__Problem description__
Please output the listing that follows exactly, but keep all images out.

= Beginning of Section =

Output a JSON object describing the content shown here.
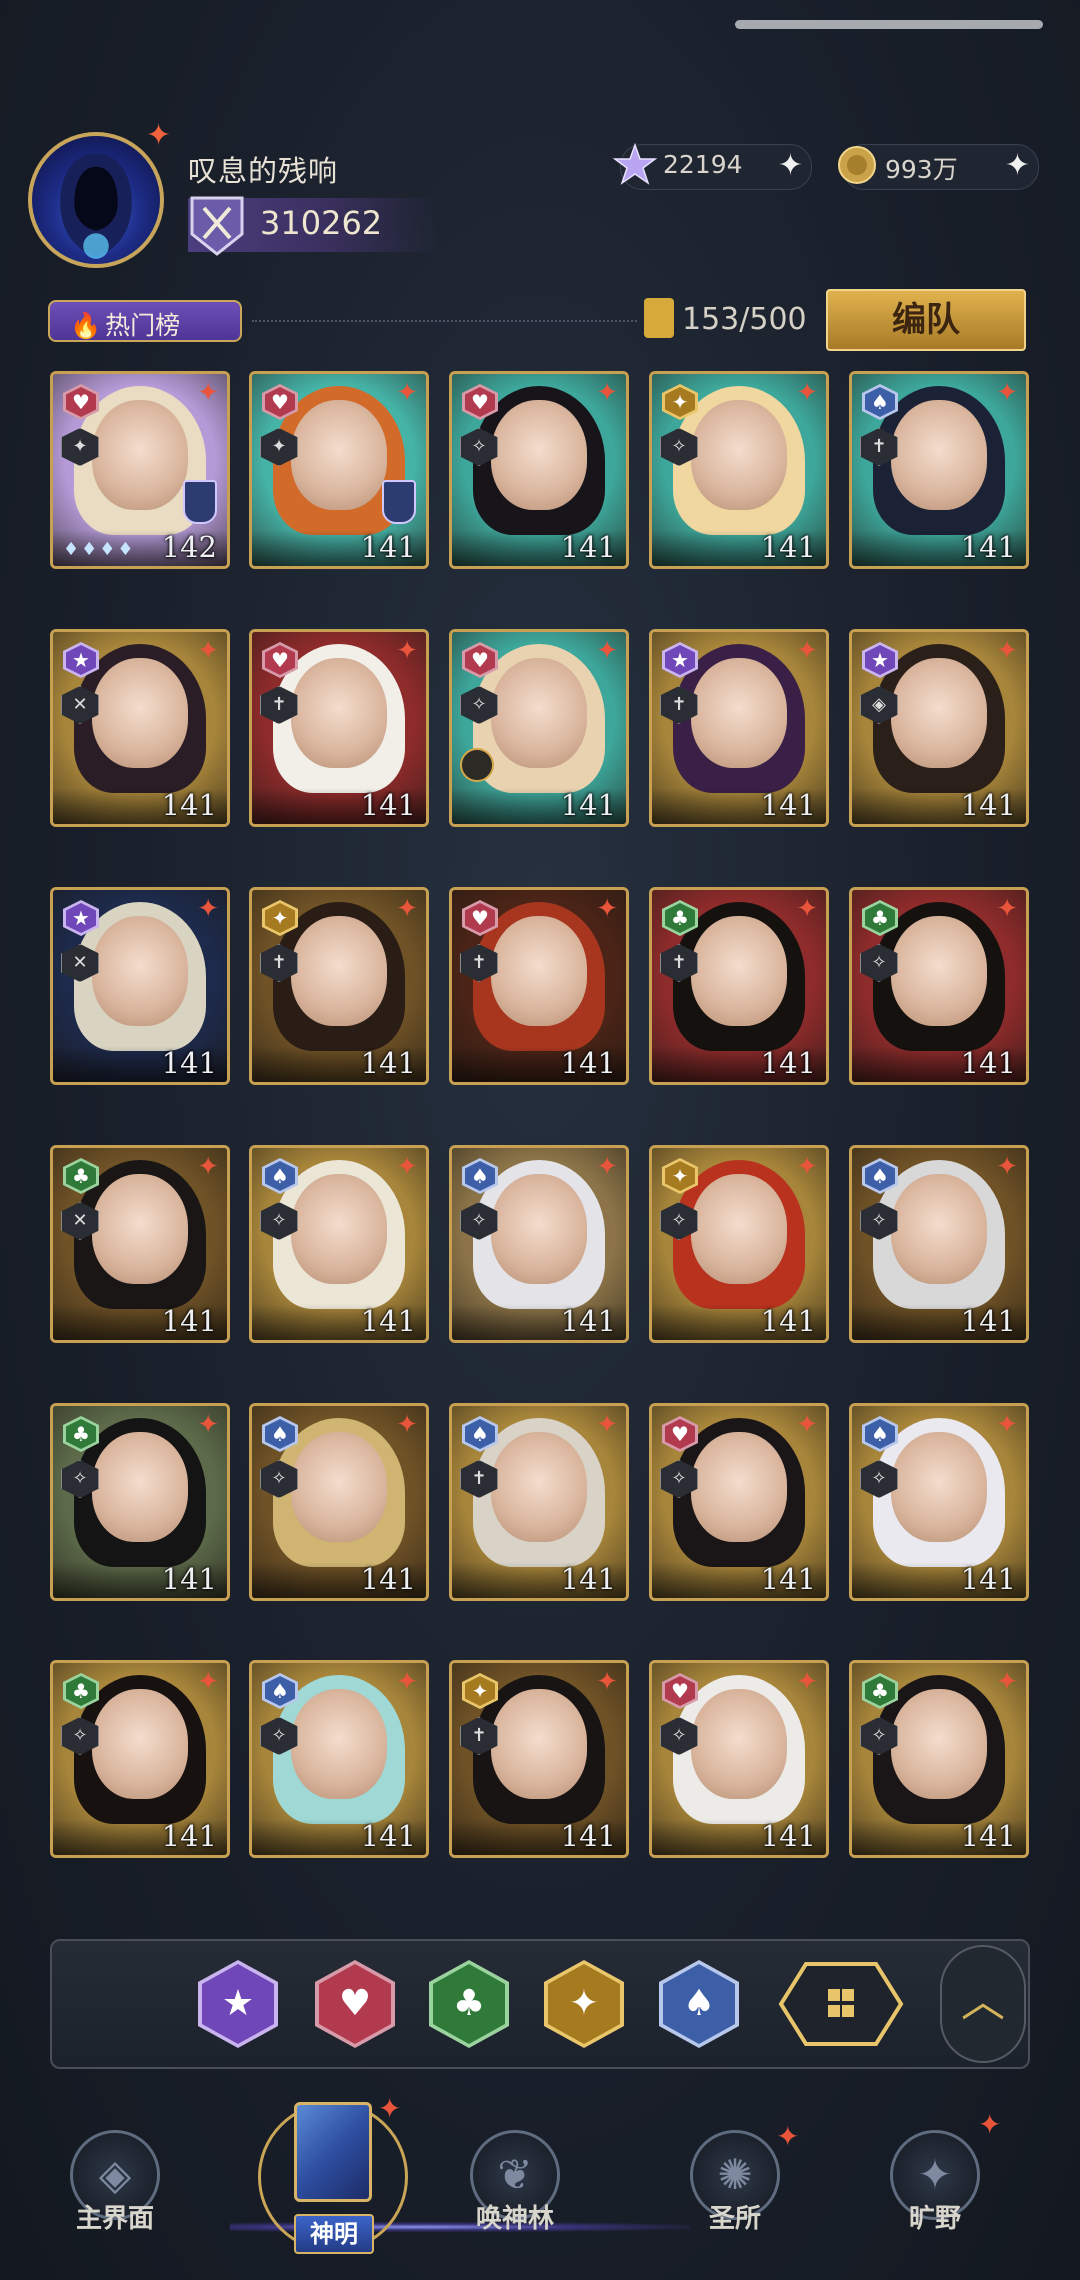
{
  "profile": {
    "name": "叹息的残响",
    "rank_value": "310262"
  },
  "currencies": [
    {
      "icon": "star-crystal-icon",
      "value": "22194",
      "plus": "+"
    },
    {
      "icon": "gold-coin-icon",
      "value": "993万",
      "plus": "+"
    }
  ],
  "toolbar": {
    "hot_label": "热门榜",
    "collection_count": "153/500",
    "team_button": "编队"
  },
  "suits": {
    "heart": {
      "symbol": "♥",
      "color": "#b23a4f",
      "rim": "#d79aa8"
    },
    "diamond": {
      "symbol": "✦",
      "color": "#a67a1f",
      "rim": "#e9c66a"
    },
    "spade": {
      "symbol": "♠",
      "color": "#3d5fa8",
      "rim": "#b7c8ec"
    },
    "star": {
      "symbol": "★",
      "color": "#7047b8",
      "rim": "#c9b4ef"
    },
    "club": {
      "symbol": "♣",
      "color": "#2f7a38",
      "rim": "#9bd39f"
    }
  },
  "cards": [
    {
      "suit": "heart",
      "role": "✦",
      "level": "142",
      "bg": "#b49ad6",
      "hair": "#e9dcc2",
      "shield": true,
      "diamonds": "♦♦♦♦"
    },
    {
      "suit": "heart",
      "role": "✦",
      "level": "141",
      "bg": "#46b3a7",
      "hair": "#d26a2a",
      "shield": true
    },
    {
      "suit": "heart",
      "role": "✧",
      "level": "141",
      "bg": "#3ea79b",
      "hair": "#18151a"
    },
    {
      "suit": "diamond",
      "role": "✧",
      "level": "141",
      "bg": "#3ea79b",
      "hair": "#f0d7a0"
    },
    {
      "suit": "spade",
      "role": "✝",
      "level": "141",
      "bg": "#3ea79b",
      "hair": "#1c2236"
    },
    {
      "suit": "star",
      "role": "✕",
      "level": "141",
      "bg": "#a7853a",
      "hair": "#2a1d26"
    },
    {
      "suit": "heart",
      "role": "✝",
      "level": "141",
      "bg": "#8e2b2b",
      "hair": "#f1efe8"
    },
    {
      "suit": "heart",
      "role": "✧",
      "level": "141",
      "bg": "#3ea79b",
      "hair": "#e9d2b0",
      "clock": true
    },
    {
      "suit": "star",
      "role": "✝",
      "level": "141",
      "bg": "#a7853a",
      "hair": "#3a1f46"
    },
    {
      "suit": "star",
      "role": "◈",
      "level": "141",
      "bg": "#a7853a",
      "hair": "#2b1f19"
    },
    {
      "suit": "star",
      "role": "✕",
      "level": "141",
      "bg": "#1d2a4b",
      "hair": "#d9d3c2"
    },
    {
      "suit": "diamond",
      "role": "✝",
      "level": "141",
      "bg": "#6f5226",
      "hair": "#2a1d16"
    },
    {
      "suit": "heart",
      "role": "✝",
      "level": "141",
      "bg": "#4b2417",
      "hair": "#a8361f"
    },
    {
      "suit": "club",
      "role": "✝",
      "level": "141",
      "bg": "#8e2b2b",
      "hair": "#14110f"
    },
    {
      "suit": "club",
      "role": "✧",
      "level": "141",
      "bg": "#8e2b2b",
      "hair": "#15110f"
    },
    {
      "suit": "club",
      "role": "✕",
      "level": "141",
      "bg": "#6f5226",
      "hair": "#1a1616"
    },
    {
      "suit": "spade",
      "role": "✧",
      "level": "141",
      "bg": "#a7853a",
      "hair": "#ece6d6"
    },
    {
      "suit": "spade",
      "role": "✧",
      "level": "141",
      "bg": "#8c7448",
      "hair": "#e4e4e8"
    },
    {
      "suit": "diamond",
      "role": "✧",
      "level": "141",
      "bg": "#a7853a",
      "hair": "#b8321e"
    },
    {
      "suit": "spade",
      "role": "✧",
      "level": "141",
      "bg": "#6f5226",
      "hair": "#d8d8d8"
    },
    {
      "suit": "club",
      "role": "✧",
      "level": "141",
      "bg": "#5d6b4a",
      "hair": "#141414"
    },
    {
      "suit": "spade",
      "role": "✧",
      "level": "141",
      "bg": "#6f5226",
      "hair": "#cfb472"
    },
    {
      "suit": "spade",
      "role": "✝",
      "level": "141",
      "bg": "#a7853a",
      "hair": "#d8d3c6"
    },
    {
      "suit": "heart",
      "role": "✧",
      "level": "141",
      "bg": "#a7853a",
      "hair": "#1a1517"
    },
    {
      "suit": "spade",
      "role": "✧",
      "level": "141",
      "bg": "#a7853a",
      "hair": "#e9e9ef"
    },
    {
      "suit": "club",
      "role": "✧",
      "level": "141",
      "bg": "#a7853a",
      "hair": "#17120f"
    },
    {
      "suit": "spade",
      "role": "✧",
      "level": "141",
      "bg": "#a7853a",
      "hair": "#9fd8d4"
    },
    {
      "suit": "diamond",
      "role": "✝",
      "level": "141",
      "bg": "#6f5226",
      "hair": "#181413"
    },
    {
      "suit": "heart",
      "role": "✧",
      "level": "141",
      "bg": "#a7853a",
      "hair": "#ecebe7"
    },
    {
      "suit": "club",
      "role": "✧",
      "level": "141",
      "bg": "#a7853a",
      "hair": "#1a1516"
    }
  ],
  "filters": [
    {
      "suit": "star",
      "icon": "star-suit-filter-icon"
    },
    {
      "suit": "heart",
      "icon": "heart-suit-filter-icon"
    },
    {
      "suit": "club",
      "icon": "club-suit-filter-icon"
    },
    {
      "suit": "diamond",
      "icon": "diamond-suit-filter-icon"
    },
    {
      "suit": "spade",
      "icon": "spade-suit-filter-icon"
    }
  ],
  "nav": [
    {
      "label": "主界面",
      "icon": "home-emblem-icon",
      "glyph": "◈"
    },
    {
      "label": "神明",
      "icon": "card-book-icon",
      "active": true
    },
    {
      "label": "唤神林",
      "icon": "tree-emblem-icon",
      "glyph": "❦"
    },
    {
      "label": "圣所",
      "icon": "sanctuary-emblem-icon",
      "glyph": "✺"
    },
    {
      "label": "旷野",
      "icon": "compass-star-icon",
      "glyph": "✦"
    }
  ],
  "colors": {
    "gold": "#c8a052",
    "accent_red": "#e8553b",
    "purple": "#6d4fb7"
  }
}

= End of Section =

__Task result__
Output a JSON object describing the content shown here.
{
  "profile": {
    "name": "叹息的残响",
    "rank_value": "310262"
  },
  "currencies": [
    {
      "icon": "star-crystal-icon",
      "value": "22194",
      "plus": "+"
    },
    {
      "icon": "gold-coin-icon",
      "value": "993万",
      "plus": "+"
    }
  ],
  "toolbar": {
    "hot_label": "热门榜",
    "collection_count": "153/500",
    "team_button": "编队"
  },
  "suits": {
    "heart": {
      "symbol": "♥",
      "color": "#b23a4f",
      "rim": "#d79aa8"
    },
    "diamond": {
      "symbol": "✦",
      "color": "#a67a1f",
      "rim": "#e9c66a"
    },
    "spade": {
      "symbol": "♠",
      "color": "#3d5fa8",
      "rim": "#b7c8ec"
    },
    "star": {
      "symbol": "★",
      "color": "#7047b8",
      "rim": "#c9b4ef"
    },
    "club": {
      "symbol": "♣",
      "color": "#2f7a38",
      "rim": "#9bd39f"
    }
  },
  "cards": [
    {
      "suit": "heart",
      "role": "✦",
      "level": "142",
      "bg": "#b49ad6",
      "hair": "#e9dcc2",
      "shield": true,
      "diamonds": "♦♦♦♦"
    },
    {
      "suit": "heart",
      "role": "✦",
      "level": "141",
      "bg": "#46b3a7",
      "hair": "#d26a2a",
      "shield": true
    },
    {
      "suit": "heart",
      "role": "✧",
      "level": "141",
      "bg": "#3ea79b",
      "hair": "#18151a"
    },
    {
      "suit": "diamond",
      "role": "✧",
      "level": "141",
      "bg": "#3ea79b",
      "hair": "#f0d7a0"
    },
    {
      "suit": "spade",
      "role": "✝",
      "level": "141",
      "bg": "#3ea79b",
      "hair": "#1c2236"
    },
    {
      "suit": "star",
      "role": "✕",
      "level": "141",
      "bg": "#a7853a",
      "hair": "#2a1d26"
    },
    {
      "suit": "heart",
      "role": "✝",
      "level": "141",
      "bg": "#8e2b2b",
      "hair": "#f1efe8"
    },
    {
      "suit": "heart",
      "role": "✧",
      "level": "141",
      "bg": "#3ea79b",
      "hair": "#e9d2b0",
      "clock": true
    },
    {
      "suit": "star",
      "role": "✝",
      "level": "141",
      "bg": "#a7853a",
      "hair": "#3a1f46"
    },
    {
      "suit": "star",
      "role": "◈",
      "level": "141",
      "bg": "#a7853a",
      "hair": "#2b1f19"
    },
    {
      "suit": "star",
      "role": "✕",
      "level": "141",
      "bg": "#1d2a4b",
      "hair": "#d9d3c2"
    },
    {
      "suit": "diamond",
      "role": "✝",
      "level": "141",
      "bg": "#6f5226",
      "hair": "#2a1d16"
    },
    {
      "suit": "heart",
      "role": "✝",
      "level": "141",
      "bg": "#4b2417",
      "hair": "#a8361f"
    },
    {
      "suit": "club",
      "role": "✝",
      "level": "141",
      "bg": "#8e2b2b",
      "hair": "#14110f"
    },
    {
      "suit": "club",
      "role": "✧",
      "level": "141",
      "bg": "#8e2b2b",
      "hair": "#15110f"
    },
    {
      "suit": "club",
      "role": "✕",
      "level": "141",
      "bg": "#6f5226",
      "hair": "#1a1616"
    },
    {
      "suit": "spade",
      "role": "✧",
      "level": "141",
      "bg": "#a7853a",
      "hair": "#ece6d6"
    },
    {
      "suit": "spade",
      "role": "✧",
      "level": "141",
      "bg": "#8c7448",
      "hair": "#e4e4e8"
    },
    {
      "suit": "diamond",
      "role": "✧",
      "level": "141",
      "bg": "#a7853a",
      "hair": "#b8321e"
    },
    {
      "suit": "spade",
      "role": "✧",
      "level": "141",
      "bg": "#6f5226",
      "hair": "#d8d8d8"
    },
    {
      "suit": "club",
      "role": "✧",
      "level": "141",
      "bg": "#5d6b4a",
      "hair": "#141414"
    },
    {
      "suit": "spade",
      "role": "✧",
      "level": "141",
      "bg": "#6f5226",
      "hair": "#cfb472"
    },
    {
      "suit": "spade",
      "role": "✝",
      "level": "141",
      "bg": "#a7853a",
      "hair": "#d8d3c6"
    },
    {
      "suit": "heart",
      "role": "✧",
      "level": "141",
      "bg": "#a7853a",
      "hair": "#1a1517"
    },
    {
      "suit": "spade",
      "role": "✧",
      "level": "141",
      "bg": "#a7853a",
      "hair": "#e9e9ef"
    },
    {
      "suit": "club",
      "role": "✧",
      "level": "141",
      "bg": "#a7853a",
      "hair": "#17120f"
    },
    {
      "suit": "spade",
      "role": "✧",
      "level": "141",
      "bg": "#a7853a",
      "hair": "#9fd8d4"
    },
    {
      "suit": "diamond",
      "role": "✝",
      "level": "141",
      "bg": "#6f5226",
      "hair": "#181413"
    },
    {
      "suit": "heart",
      "role": "✧",
      "level": "141",
      "bg": "#a7853a",
      "hair": "#ecebe7"
    },
    {
      "suit": "club",
      "role": "✧",
      "level": "141",
      "bg": "#a7853a",
      "hair": "#1a1516"
    }
  ],
  "filters": [
    {
      "suit": "star",
      "icon": "star-suit-filter-icon"
    },
    {
      "suit": "heart",
      "icon": "heart-suit-filter-icon"
    },
    {
      "suit": "club",
      "icon": "club-suit-filter-icon"
    },
    {
      "suit": "diamond",
      "icon": "diamond-suit-filter-icon"
    },
    {
      "suit": "spade",
      "icon": "spade-suit-filter-icon"
    }
  ],
  "nav": [
    {
      "label": "主界面",
      "icon": "home-emblem-icon",
      "glyph": "◈"
    },
    {
      "label": "神明",
      "icon": "card-book-icon",
      "active": true
    },
    {
      "label": "唤神林",
      "icon": "tree-emblem-icon",
      "glyph": "❦"
    },
    {
      "label": "圣所",
      "icon": "sanctuary-emblem-icon",
      "glyph": "✺"
    },
    {
      "label": "旷野",
      "icon": "compass-star-icon",
      "glyph": "✦"
    }
  ],
  "colors": {
    "gold": "#c8a052",
    "accent_red": "#e8553b",
    "purple": "#6d4fb7"
  }
}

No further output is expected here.